Who are they? Jingyi Shao is a writer and director, whose latest project is the Disney film, Chang Can Dunk.
- The story follows Bernard Chang, a 5-foot-8-inch high schooler in the marching band, who makes a bet with his school’s top jock that in just 12 weeks, he’ll be able to dunk a basketball.
- Chang’s mission to prove himself to his peers and subvert their expectations is one that is personal to Shao. He says the inspiration for the film and many of the themes are drawn from his own experiences growing up in New Jersey.
What’s the big deal? Though the premise is pretty straightforward, the plot touches on many elements others may identify with: Chang trying to earn the respect of his peers as an Asian American and novice athlete; struggling to gain his single immigrant mother’s understanding; and believing in himself enough to achieve his goal.
- Shao explains how representation is intertwined with self-perception: “Watching this film, if you’re an Asian American or if you’re another person who’s a minority, there’s another layer to that. When people watch this film, I want them to think about their own self-perception, because I think that is almost as important as other people’s perceptions of you. I think that stereotypes are really powerful because we’re scared that they might be true.”

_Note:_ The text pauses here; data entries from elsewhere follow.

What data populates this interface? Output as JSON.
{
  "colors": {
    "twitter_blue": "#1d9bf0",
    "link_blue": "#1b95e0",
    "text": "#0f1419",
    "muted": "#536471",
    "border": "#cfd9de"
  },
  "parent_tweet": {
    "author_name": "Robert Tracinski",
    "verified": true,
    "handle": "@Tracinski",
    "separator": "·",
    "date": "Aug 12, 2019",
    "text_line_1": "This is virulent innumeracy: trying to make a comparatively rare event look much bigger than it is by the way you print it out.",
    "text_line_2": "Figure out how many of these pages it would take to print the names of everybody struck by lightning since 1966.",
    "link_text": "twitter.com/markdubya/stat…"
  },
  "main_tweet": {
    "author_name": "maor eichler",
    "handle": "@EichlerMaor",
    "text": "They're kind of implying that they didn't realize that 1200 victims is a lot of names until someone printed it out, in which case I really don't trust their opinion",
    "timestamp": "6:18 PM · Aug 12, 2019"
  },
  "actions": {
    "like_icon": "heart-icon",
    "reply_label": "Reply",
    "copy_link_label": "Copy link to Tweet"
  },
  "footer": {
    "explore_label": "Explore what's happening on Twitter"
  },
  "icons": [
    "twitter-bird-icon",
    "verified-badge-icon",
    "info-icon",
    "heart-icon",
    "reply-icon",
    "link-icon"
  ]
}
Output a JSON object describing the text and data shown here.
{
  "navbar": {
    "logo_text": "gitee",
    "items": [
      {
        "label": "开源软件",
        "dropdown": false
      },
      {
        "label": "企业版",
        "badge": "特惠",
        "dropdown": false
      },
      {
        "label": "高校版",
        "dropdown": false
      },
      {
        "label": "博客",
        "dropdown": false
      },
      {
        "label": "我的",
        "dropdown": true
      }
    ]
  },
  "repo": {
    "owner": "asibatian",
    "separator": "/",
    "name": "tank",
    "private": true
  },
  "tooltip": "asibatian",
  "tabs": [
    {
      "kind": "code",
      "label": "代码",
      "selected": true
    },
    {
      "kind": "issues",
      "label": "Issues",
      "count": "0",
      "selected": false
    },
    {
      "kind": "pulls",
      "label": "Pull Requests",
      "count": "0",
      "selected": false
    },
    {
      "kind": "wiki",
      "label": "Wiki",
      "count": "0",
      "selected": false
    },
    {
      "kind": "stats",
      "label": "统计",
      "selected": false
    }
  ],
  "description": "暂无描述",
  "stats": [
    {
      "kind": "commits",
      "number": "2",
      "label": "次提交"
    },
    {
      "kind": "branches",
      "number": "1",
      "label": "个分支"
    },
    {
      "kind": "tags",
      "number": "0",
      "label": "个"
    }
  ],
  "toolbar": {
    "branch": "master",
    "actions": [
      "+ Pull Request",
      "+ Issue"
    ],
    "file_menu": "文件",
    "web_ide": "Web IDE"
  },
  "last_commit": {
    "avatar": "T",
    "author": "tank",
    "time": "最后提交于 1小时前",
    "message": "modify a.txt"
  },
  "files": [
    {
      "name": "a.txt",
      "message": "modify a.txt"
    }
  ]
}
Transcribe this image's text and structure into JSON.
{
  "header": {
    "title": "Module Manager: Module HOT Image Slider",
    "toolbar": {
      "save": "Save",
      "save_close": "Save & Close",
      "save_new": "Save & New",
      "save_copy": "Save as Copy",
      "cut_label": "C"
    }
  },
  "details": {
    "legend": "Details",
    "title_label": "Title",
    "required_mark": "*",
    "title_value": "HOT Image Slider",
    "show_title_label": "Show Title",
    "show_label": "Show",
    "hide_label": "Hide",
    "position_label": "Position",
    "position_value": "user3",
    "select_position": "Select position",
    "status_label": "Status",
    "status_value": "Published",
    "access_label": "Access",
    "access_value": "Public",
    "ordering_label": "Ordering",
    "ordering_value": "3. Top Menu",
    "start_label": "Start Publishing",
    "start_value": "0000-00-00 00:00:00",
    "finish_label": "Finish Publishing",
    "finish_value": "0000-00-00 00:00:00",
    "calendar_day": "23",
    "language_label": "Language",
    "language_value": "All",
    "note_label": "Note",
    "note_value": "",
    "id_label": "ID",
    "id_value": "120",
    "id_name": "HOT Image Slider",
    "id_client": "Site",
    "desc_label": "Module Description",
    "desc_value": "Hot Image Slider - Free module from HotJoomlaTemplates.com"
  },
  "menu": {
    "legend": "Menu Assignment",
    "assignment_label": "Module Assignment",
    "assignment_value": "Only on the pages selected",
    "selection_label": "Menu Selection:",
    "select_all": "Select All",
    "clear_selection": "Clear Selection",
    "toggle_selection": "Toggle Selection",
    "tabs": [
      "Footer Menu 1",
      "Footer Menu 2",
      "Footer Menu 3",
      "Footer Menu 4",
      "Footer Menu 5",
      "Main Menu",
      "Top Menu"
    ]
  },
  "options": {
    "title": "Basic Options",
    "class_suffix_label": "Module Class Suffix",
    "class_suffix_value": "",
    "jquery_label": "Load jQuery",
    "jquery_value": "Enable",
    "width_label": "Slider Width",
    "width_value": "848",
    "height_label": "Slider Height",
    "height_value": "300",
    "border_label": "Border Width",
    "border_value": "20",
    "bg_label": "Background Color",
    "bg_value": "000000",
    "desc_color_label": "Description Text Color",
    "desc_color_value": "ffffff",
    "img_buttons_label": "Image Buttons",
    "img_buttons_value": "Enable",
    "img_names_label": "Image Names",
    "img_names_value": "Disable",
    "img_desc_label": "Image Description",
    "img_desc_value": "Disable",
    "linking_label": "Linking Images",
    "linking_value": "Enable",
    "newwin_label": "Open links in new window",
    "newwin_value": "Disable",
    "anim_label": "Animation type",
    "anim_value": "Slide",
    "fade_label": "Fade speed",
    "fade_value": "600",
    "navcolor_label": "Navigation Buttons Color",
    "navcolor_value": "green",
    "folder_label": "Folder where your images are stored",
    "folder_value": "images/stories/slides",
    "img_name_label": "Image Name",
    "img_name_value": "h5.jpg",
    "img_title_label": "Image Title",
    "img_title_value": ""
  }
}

- It’s also another story focused on providing a new perspective on the Asian immigrant experience in the United States, hot on the trail of the groundbreaking Everything Everywhere All At Once Oscars sweep.

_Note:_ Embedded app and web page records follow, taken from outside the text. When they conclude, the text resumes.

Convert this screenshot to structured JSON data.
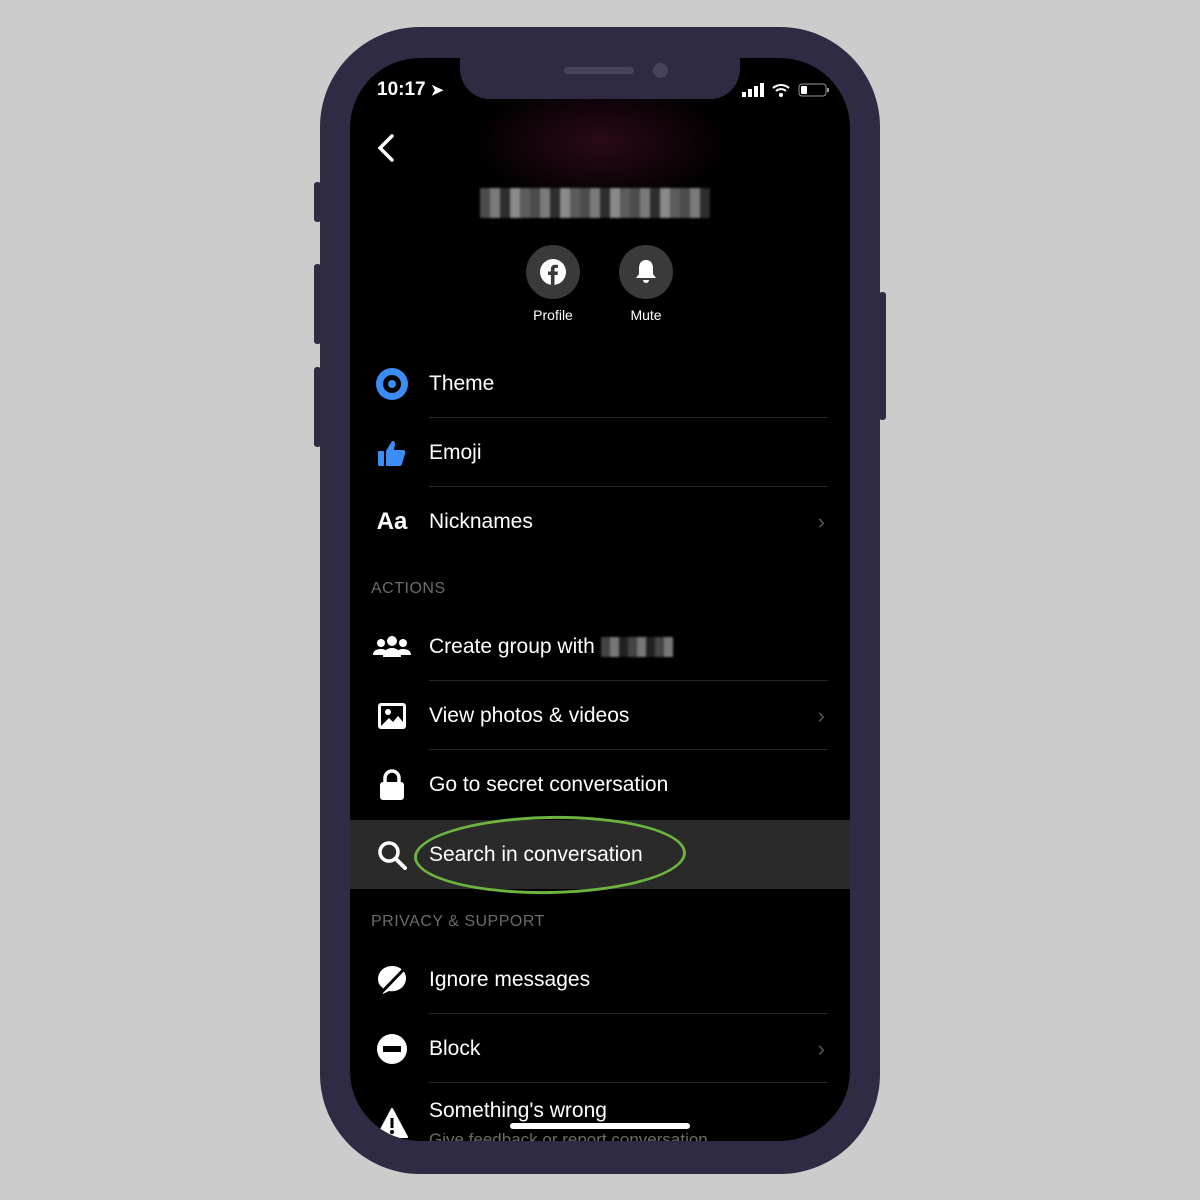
{
  "status_bar": {
    "time": "10:17"
  },
  "header": {
    "buttons": [
      {
        "label": "Profile",
        "icon": "facebook-icon"
      },
      {
        "label": "Mute",
        "icon": "bell-icon"
      }
    ]
  },
  "menu": {
    "customize": [
      {
        "label": "Theme",
        "icon": "theme-icon"
      },
      {
        "label": "Emoji",
        "icon": "thumbs-up-icon"
      },
      {
        "label": "Nicknames",
        "icon": "text-aa-icon",
        "chevron": true
      }
    ],
    "actions_title": "ACTIONS",
    "actions": [
      {
        "label": "Create group with",
        "icon": "group-icon"
      },
      {
        "label": "View photos & videos",
        "icon": "photo-icon",
        "chevron": true
      },
      {
        "label": "Go to secret conversation",
        "icon": "lock-icon"
      },
      {
        "label": "Search in conversation",
        "icon": "search-icon",
        "highlighted": true
      }
    ],
    "privacy_title": "PRIVACY & SUPPORT",
    "privacy": [
      {
        "label": "Ignore messages",
        "icon": "ignore-icon"
      },
      {
        "label": "Block",
        "icon": "block-icon",
        "chevron": true
      },
      {
        "label": "Something's wrong",
        "sublabel": "Give feedback or report conversation",
        "icon": "warning-icon"
      }
    ]
  },
  "colors": {
    "accent": "#3b8cf5",
    "highlight_ring": "#6db33f",
    "frame": "#2f2b45"
  }
}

- In 2021, USC’s Annenberg Inclusion Initiative published a study that analyzed 1,300 films from 2007-2019. The results showed that from 51,159 speaking characters, just 5.9% of them were Asian or Pacific Islanders.
Want to hear more from Shao? Listen to the NPR interview by clicking or tapping the play button at the top.

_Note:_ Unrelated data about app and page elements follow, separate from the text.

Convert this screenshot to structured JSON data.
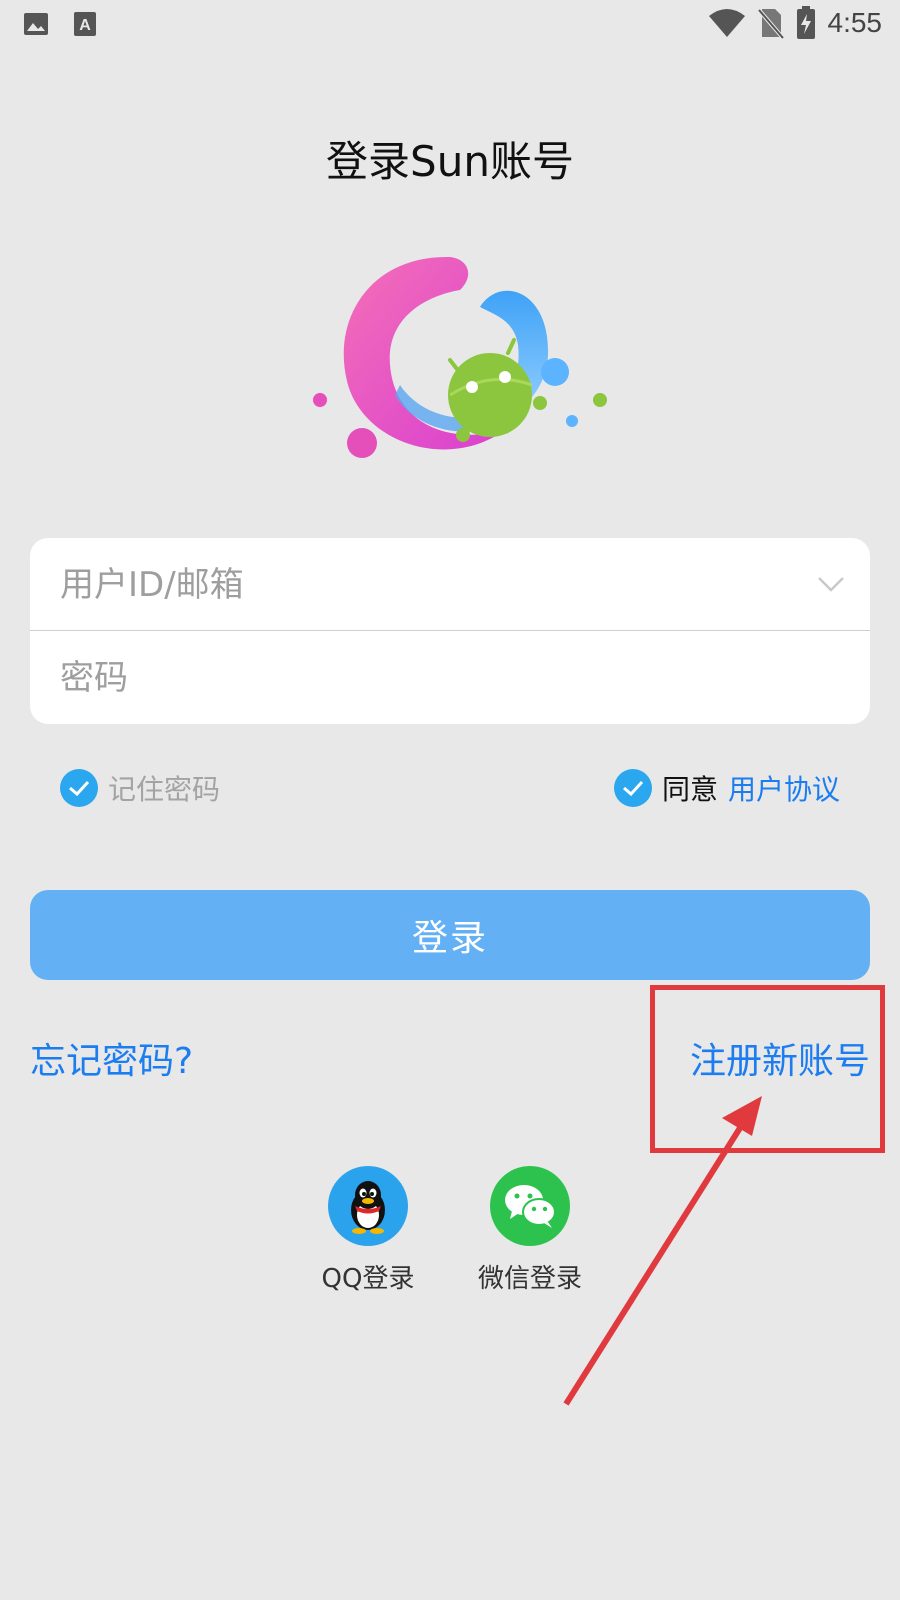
{
  "status_bar": {
    "left_icons": [
      "image-icon",
      "text-a-icon"
    ],
    "right_icons": [
      "wifi-icon",
      "no-sim-icon",
      "battery-charging-icon"
    ],
    "time": "4:55"
  },
  "page": {
    "title": "登录Sun账号",
    "logo": "app-logo-android"
  },
  "form": {
    "user_placeholder": "用户ID/邮箱",
    "user_value": "",
    "password_placeholder": "密码",
    "password_value": ""
  },
  "options": {
    "remember_label": "记住密码",
    "remember_checked": true,
    "agree_label": "同意",
    "agreement_link": "用户协议",
    "agree_checked": true
  },
  "actions": {
    "login_label": "登录",
    "forgot_label": "忘记密码?",
    "register_label": "注册新账号"
  },
  "social": {
    "qq_label": "QQ登录",
    "wechat_label": "微信登录"
  },
  "colors": {
    "accent": "#1c7df0",
    "login_button": "#63b0f5",
    "checkbox": "#2aa7ef",
    "annotation": "#e03a3e",
    "qq": "#2ba3ec",
    "wechat": "#2dc24e"
  }
}
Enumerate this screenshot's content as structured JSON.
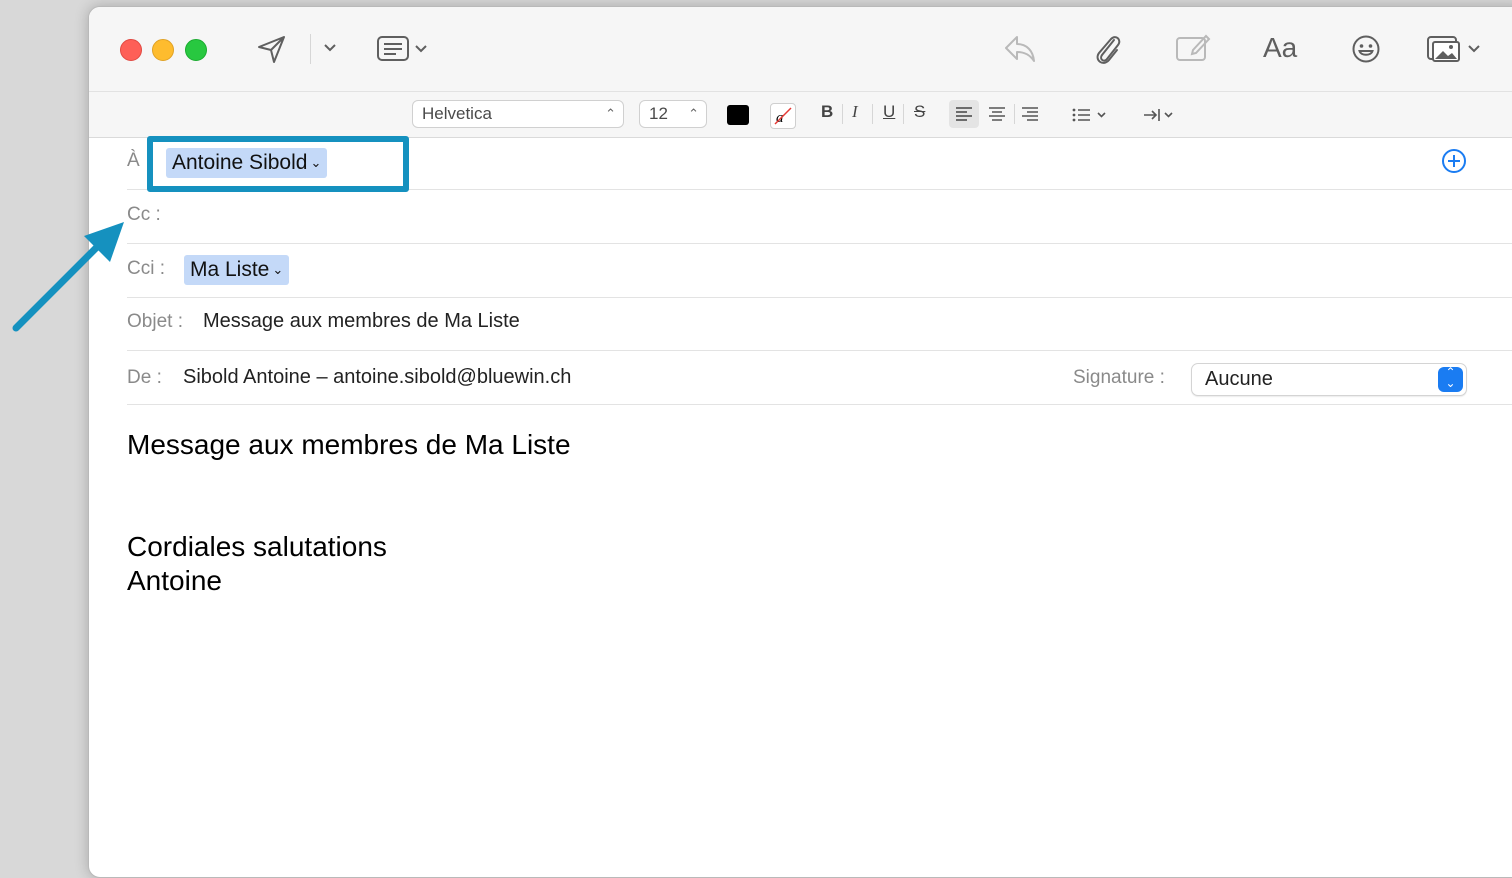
{
  "toolbar": {
    "font_size_glyph": "Aa",
    "icons": [
      "send-icon",
      "chevron-down-icon",
      "header-fields-icon",
      "reply-icon",
      "attachment-icon",
      "markup-icon",
      "font-icon",
      "emoji-icon",
      "photo-browser-icon"
    ]
  },
  "format_bar": {
    "font_family": "Helvetica",
    "font_size": "12",
    "text_color": "#000000",
    "bold": "B",
    "italic": "I",
    "underline": "U",
    "strikethrough": "S"
  },
  "fields": {
    "to_label": "À",
    "to_recipient": "Antoine Sibold",
    "cc_label": "Cc :",
    "bcc_label": "Cci :",
    "bcc_recipient": "Ma Liste",
    "subject_label": "Objet :",
    "subject_value": "Message aux membres de Ma Liste",
    "from_label": "De :",
    "from_value": "Sibold Antoine – antoine.sibold@bluewin.ch",
    "signature_label": "Signature :",
    "signature_value": "Aucune"
  },
  "message_body": {
    "line1": "Message aux membres de Ma Liste",
    "line2": "Cordiales salutations",
    "line3": "Antoine"
  },
  "annotation": {
    "highlight_color": "#1591bf"
  }
}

Stephanie Mei-Ling/Stephanie Mei-Ling
What are they saying? Shao spoke to NPR’s Ailsa Chang (who insists that she cannot dunk) about the process of making the film.
On the significance of ~the dunk~
From a screenwriter’s perspective, you’re always looking for a metaphor that’s really simple and also universal. I mean, everyone that walks by a hoop wants to dunk. And the dunk is such a powerful, top three sports move. There’s a home run, there’s a knockout in boxing, and then there’s the slam dunk. And it’s like [an] athletic feat. It’s not something a lot of people can do. And it brings all the attention to that person and it riles up the crowd.
And when I saw that, I think all these questions of Asian Americans coming into our own, discovering ourselves, trying to fulfill our dreams and reaching for this goal with all these obstacles in the way, the dunk seems to be just a super simple metaphor. Yeah, it’s 10 feet, it’s there, you jump up and you do it or you don’t. But at the same time, you’re weighed down by invisible things.
On his own relationship to the story:
When I create stories, I try to relate it to personal experience. And so Chang is Asian because I’m Asian. Growing up, I tried my hardest not to think of things that way. I tried to convince myself that I was just me and race didn’t matter. But at a certain point, you do come across these things that people perceive of you, and you’re running up against these barriers and you’re trying to prove them wrong in different ways, not just to everyone else, but to yourself. So for this character to be Asian, I think that the whole thing of trying to disprove other people’s beliefs of you, or you’re trying to be cooler in school, is a universal thing.
So, what now?
- Shao recalls watching sports movies growing up, and never quite identifying with the challenges faced by the protagonists. He hopes that his film will create space for kids who grew up like him.
- Chang Can Dunk is available to stream on Disney Plus.